Harmsworth and Hill are sponsoring identical bills and prefiled them this week in advance of the 2016 session that starts Jan. 11.

As proposed, the legislation limits the Washington State Department of Transportation to one express toll lane in each direction. That would mean the second toll lane now between Bellevue and Bothell would become a general purpose lane.

The bill also would open toll lanes in both directions to any driver at no cost between 7 p.m. and 5 a.m. daily and on state holidays. This is how it worked with the old carpool lane on this part of the I-405 corridor.

Finally, the bill calls for removing the double white-lines on the entire 17-mile stretch except in places where it might present a safety problem. This would make it easier for drivers to enter and exit the toll lanes; today drivers can only get in and out of the lanes at a limited number of places where there is a break in the double white lines.

On Wednesday, chairwoman of the House Transportation Committee cautioned against expecting the bill to succeed this year.

“I am not interested at this point in making major changes,” said Rep. Judy Clibborn, D-Mercer Island. “My goal is to make (toll lanes) work better for everyone.”

A Department of Transportation spokeswoman said there have been changes in response to issues raised by drivers. The most recent include extending the access point on northbound I-405 at NE 6th Street in Bellevue and removing some of the white striping on northbound I-405 approaching I-5 in Lynnwood to give drivers more room to merge to I-5 from the express toll lanes.

Clibborn said state law requires a review of the performance of these toll lanes in September 2017. At that point they could be significantly modified or even terminated.

“We said we would look at it in two years,” she said. “I don’t want people to think we’ll try a new idea every month. We have to allow things to shake out.”

Jerry Cornfield: 360-352-8623; jcornfield@heraldnet.com.

Talk to us

More in Local News

Logo for news use featuring the municipality of Lake Stevens in Snohomish County, Washington. 220118
Motorcyclist identified in fatal crash near Lake Stevens

Anthony Palko, 33, died Monday night after colliding with a passenger car. The juveniles in the car were taken to the hospital.

Police: Marysville man shot sword-wielding roommate in self-defense

The roommates were arguing over eBay sales, according to police. Then one of them allegedly brandished a two-foot sword.

Logo for news use featuring the municipality of Lake Stevens in Snohomish County, Washington. 220118
Everett boy, 12, identified as Davies Beach drowning victim

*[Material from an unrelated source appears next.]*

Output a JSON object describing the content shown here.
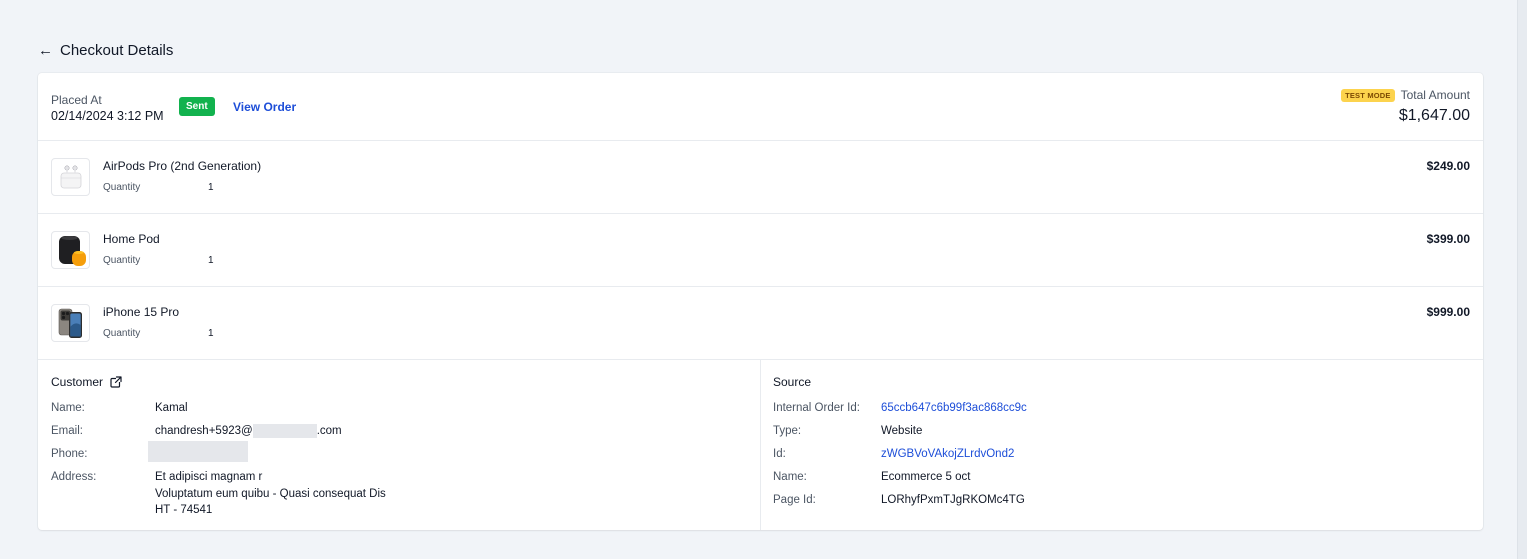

Malachi Bell was one of three swimmers in distress Sunday in Lake Stevens. He did not survive.

Port of Everett hosting annual open house after pandemic hiatus

Also, Rustic Cork Wine Bar plans to open a second shop at Fisherman’s Harbor — the latest addition to the port’s “wine walk.”

Mike Kersey with Aiya Moore, daughter of Christina Anderson, right, talk about the condition of Nick’s Place in Everett, Washington on June 17, 2022.  (Kevin Clark / The Herald)
‘We’re all good people when we get clean and sober’

Who has fentanyl taken from us? A messenger who saved lives. A “street mom.” A grandpa who loved his grandkids “999 trillion times.”

Snohomish County Superior Courthouse in Everett, Washington on February 8, 2022.  (Kevin Clark / The Herald)
Bailiff’s comments leads to appeal of child rape conviction

Joseph Hall, of Snohomish, was sentenced to more than 13 years in prison. Now he faces another trial.

Jeffrey Vaughan
In unexpected move, Vaughan resigns from Marysville council

He got re-elected in November. But he and his wife moved to Texas when she received a job promotion.

Snohomish County Prosecutor Adam Cornell at the Snohomish County Courthouse on Monday, Nov. 15, 2021 in Everett, Wa. (Olivia Vanni / The Herald)
How to answer Snohomish County’s basic crime questions? ‘Transparent data’

An initiative funded in part by Microsoft could reveal racial disparities, while creating an “apples to apples” database.

Chris Rutland and son Julian buy fireworks from the Big House of Boom stall at Boom City on Thursday, June 30, 2022 in Tulalip, Washington. (Olivia Vanni / The Herald)
At Tulalip’s Boom City, fireworks are a family tradition

Generations have grown up at the Fourth of July institution. “Some people make good money, some are just out here for the pastime.”

Most Read